Andres Gutierrez was working for a can manufacturing company in Philadelphia when he realized that web and mobile apps were disrupting the US market. When he asked friends and family in Colombia if there were any equivalents to these companies back home, he discovered an underserved market.
While most tech companies were launching in Mexico, Brazil, and Argentina, startups were overlooking 50M consumers, with a GDP of $360B. Andres decided to go back to Colombia to found Tappsi, a ride-hailing app that after operating for only 8 months got a $1M buyout offer which, to his parents’ dismay, he turned down.
In this episode, I sit down with Andres to discuss his most recent venture Tpaga, a mobile wallet that aims to give financial services to the 400M unbanked people in Latin America. We also talk about his story growing Tappsi to an exit, advice he has for Latin American entrepreneurs, and lessons learned from Tappsi that he used to start Tpaga. We also cover what it’s like to raise money and advice for going through YCombinator.
Pedro Sorrentino and his team were successful angel investors with multiple exits and technology executives and entrepreneurs when Pedro and his team decided to co-found ONEVC, a cross-border seed-stage firm based in San Francisco and São Paulo. He went from being a tech executive to starting his own company and then transitioned into angel investing and parlayed this successful track record into a $38M venture capital fund.
ONEVC’s cross-border vision means that they invest in Latin America and the US with very specific theses for both regions. The fund focuses on investing early into category-defining startups that operate in Latin America or startups outside of Silicon Valley, whether that be in Latin America, US or in Europe, that have the potential to go global.
In this episode, we cover the ONEVC investment thesis, and why they decided to invest against this thesis. We also discuss how Pedro thinks about helping companies he partners with and his advice to startup founders going into the Brazilian market. Lastly, we talk about how Latin America’s ecosystem is changing, advice to founders seeking funding from VCs, and advice Pedro would give to his younger self when he was first starting ONEVC.
As a startup, raising money outside of your region can be intimidating. You may think there’s too much competition in a new, foreign market or that it’s too difficult to compete from abroad. However, getting investment in Latin America can be just as challenging, if not more difficult, than raising funds in another country such as the US.
Before pitching to an investor, you’ll need to do a significant amount of research. You must prepare yourself by answering questions that address everything from “Why are you solving this problem?” to “Is your company a fit for the VC fund?”

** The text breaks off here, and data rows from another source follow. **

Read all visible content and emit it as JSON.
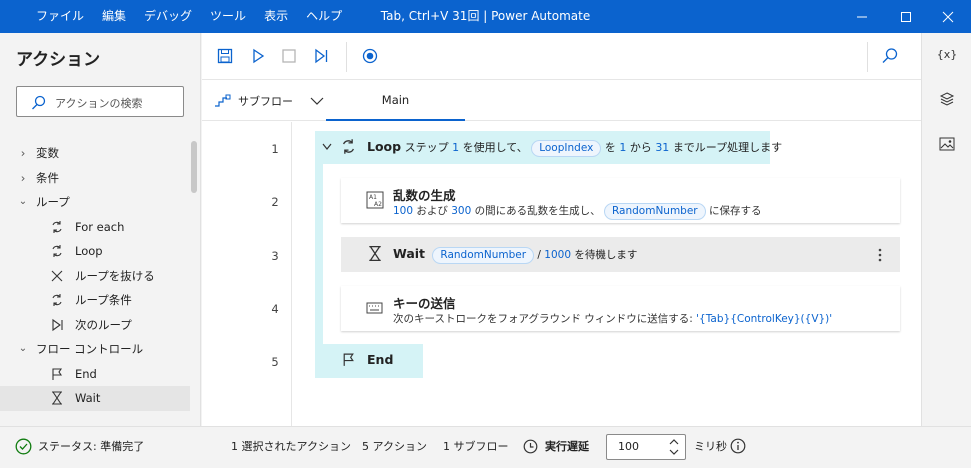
{
  "titlebar": {
    "menu": [
      "ファイル",
      "編集",
      "デバッグ",
      "ツール",
      "表示",
      "ヘルプ"
    ],
    "title": "Tab, Ctrl+V 31回 | Power Automate"
  },
  "actions_pane": {
    "title": "アクション",
    "search_placeholder": "アクションの検索",
    "tree": [
      {
        "label": "変数",
        "icon": "chevron-right-icon"
      },
      {
        "label": "条件",
        "icon": "chevron-right-icon"
      },
      {
        "label": "ループ",
        "icon": "chevron-down-icon"
      },
      {
        "label": "For each",
        "icon": "loop-icon"
      },
      {
        "label": "Loop",
        "icon": "loop-icon"
      },
      {
        "label": "ループを抜ける",
        "icon": "close-icon"
      },
      {
        "label": "ループ条件",
        "icon": "loop-icon"
      },
      {
        "label": "次のループ",
        "icon": "next-icon"
      },
      {
        "label": "フロー コントロール",
        "icon": "chevron-down-icon"
      },
      {
        "label": "End",
        "icon": "flag-icon"
      },
      {
        "label": "Wait",
        "icon": "hourglass-icon"
      }
    ]
  },
  "tabs": {
    "subflow": "サブフロー",
    "main": "Main"
  },
  "flow": {
    "line_numbers": [
      "1",
      "2",
      "3",
      "4",
      "5"
    ],
    "loop": {
      "title": "Loop",
      "t1": "ステップ",
      "step": "1",
      "t2": "を使用して、",
      "var": "LoopIndex",
      "t3": "を",
      "from": "1",
      "t4": "から",
      "to": "31",
      "t5": "までループ処理します"
    },
    "random": {
      "title": "乱数の生成",
      "min": "100",
      "t1": "および",
      "max": "300",
      "t2": "の間にある乱数を生成し、",
      "var": "RandomNumber",
      "t3": "に保存する"
    },
    "wait": {
      "title": "Wait",
      "var": "RandomNumber",
      "t1": "/",
      "div": "1000",
      "t2": "を待機します"
    },
    "sendkeys": {
      "title": "キーの送信",
      "desc": "次のキーストロークをフォアグラウンド ウィンドウに送信する:",
      "keys": "'{Tab}{ControlKey}({V})'"
    },
    "end": {
      "title": "End"
    }
  },
  "right_pane": {
    "variables_label": "{x}"
  },
  "status": {
    "state": "ステータス: 準備完了",
    "selected": "1 選択されたアクション",
    "actions": "5 アクション",
    "subflows": "1 サブフロー",
    "delay_label": "実行遅延",
    "delay_value": "100",
    "unit": "ミリ秒"
  },
  "colors": {
    "accent": "#0b63ce",
    "loop_bg": "#d5f3f6",
    "status_ok": "#107c10"
  }
}
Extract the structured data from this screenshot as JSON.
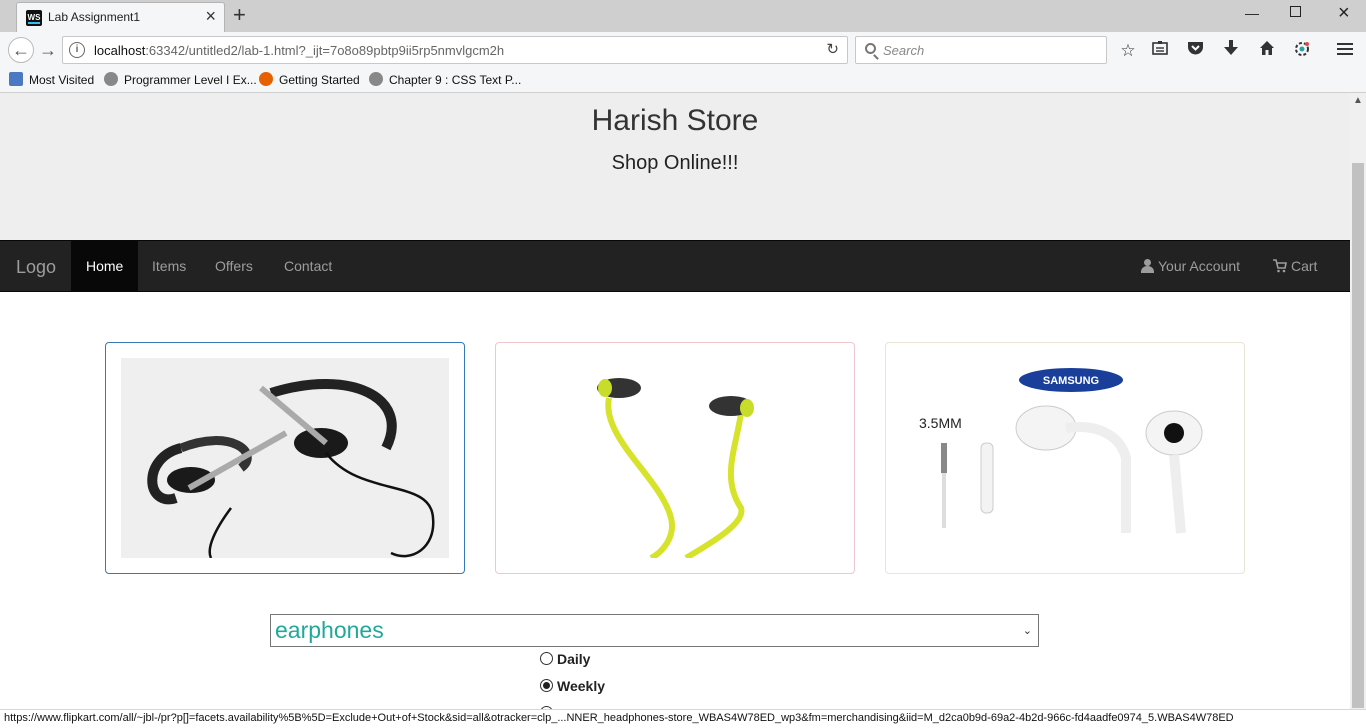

Here are ten questions startups should prepare to answer before meeting a VC.
In the US, most people would be surprised to find that WhatsApp is the main platform for Latin Americans to communicate between friends and family, and even more surprised that its one of the main channels for businesses and their clients to communicate. Migue Morkin, an Argentine entrepreneur and founder of Sirena, explains that in Argentina, Mexico, and Brazil 70% of the population actively uses WhatsApp on a daily basis.
However, Migue noticed that companies that used WhatsApp didn’t have a proper tool to interact quickly and easily with their customers. Sirena seeks to solve that problem by helping businesses centralize, distribute, and communicate better and faster with every client.
In this episode, I sit down with Migue to talk about his journey from working for a machine learning startup that was acquired by a global business, to starting a market place in Brazil, and the decision to pivot that led to successfully building Sirena to what it is today. We also cover how Migue thinks about raising money, advice on being a Spanish-speaking entrepreneur in Brazil, and how Latin Americans can start their own global businesses within the region.